First, it should be said that although DS's fees are on the cusp of what's acceptable for a professional freelance copywriter, they are generally a few notches above the competition. Break Studios, for example, pays as little as $8 for 700 words. That makes DS fees two to four times as high as BS (no pun intended).

The big factor to consider is how much time and effort is saved writing for a content mill like DS. Suppose I charge a client $40 for an hour's work. At first glance, that seems a much better prospect than making $15 to $30 in an hour with DS.

But what about the savings? With a private client, I spend twice the amount of time unpaid. There's the time I spend searching for leads. When I find a lead, there's the time I spend emailing back and forth to get the job. Once I've secured the job, there's the time I spend on the phone to discuss the requirements. Even after the job, you still have to deal with invoices and the regular annoyance of chasing up unpaid bills. So a $40-an-hour job ends up being a $20-an-hour (or less) job when all the extra work is figured in.

With Demand Studios, there's none of that. You just log in, and the only unpaid time is what you spend searching the database for titles. Once you've found a title, you research, write, edit and submit. Once you're used to the style and format, you can manage at least a title or two in an hour. Payment is automatic once an assignment has been accepted.

Is the system perfect? No, and few freelancers want to stay with a client like Demand Studios forever. But is it unreasonable? All things considered, it's a fair deal.


  1. <Writer of the post here.

    I've actually often criticized them in the past, because their editing system is definitely flawed, but for the amount of time you can put in and simply "write for cash", it's a fairly decent system.

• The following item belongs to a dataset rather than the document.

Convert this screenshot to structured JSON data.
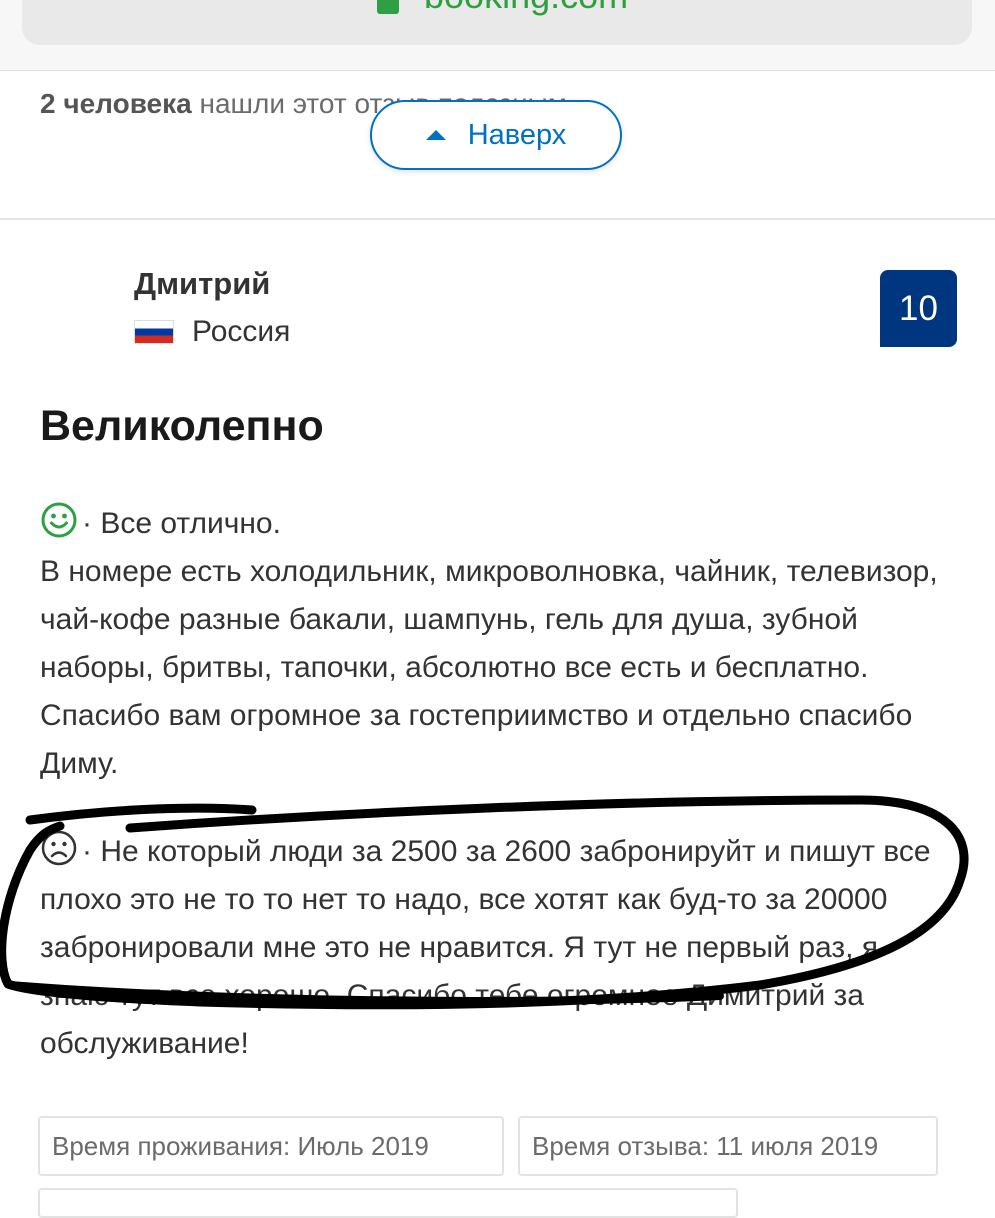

    Obviously it doesn't work for everyone, and individual results may vary, but for me, I can make 30-45 an hour typing by hand or 45-60 an hour using Dragon NaturallySpeaking, and while that is less than I make with my traditional, private clients, it's a fair trade off considering there is no time spend lolly-gagging and drumming up the work in the first place.

  2. Nice post, and much more realistic. As someone who has been writing content for awhile, I can only say that I think Mr. Anderson's stats are skewed and misrepresented. As he says, he has been criticized before.

  3. Thanks, guys.

    Not as optimistic as TW, but I don't think DS is a bad deal, and it's come along at a convenient time for me.

  4. Sorry, just realized I never linked TW's article in the original post.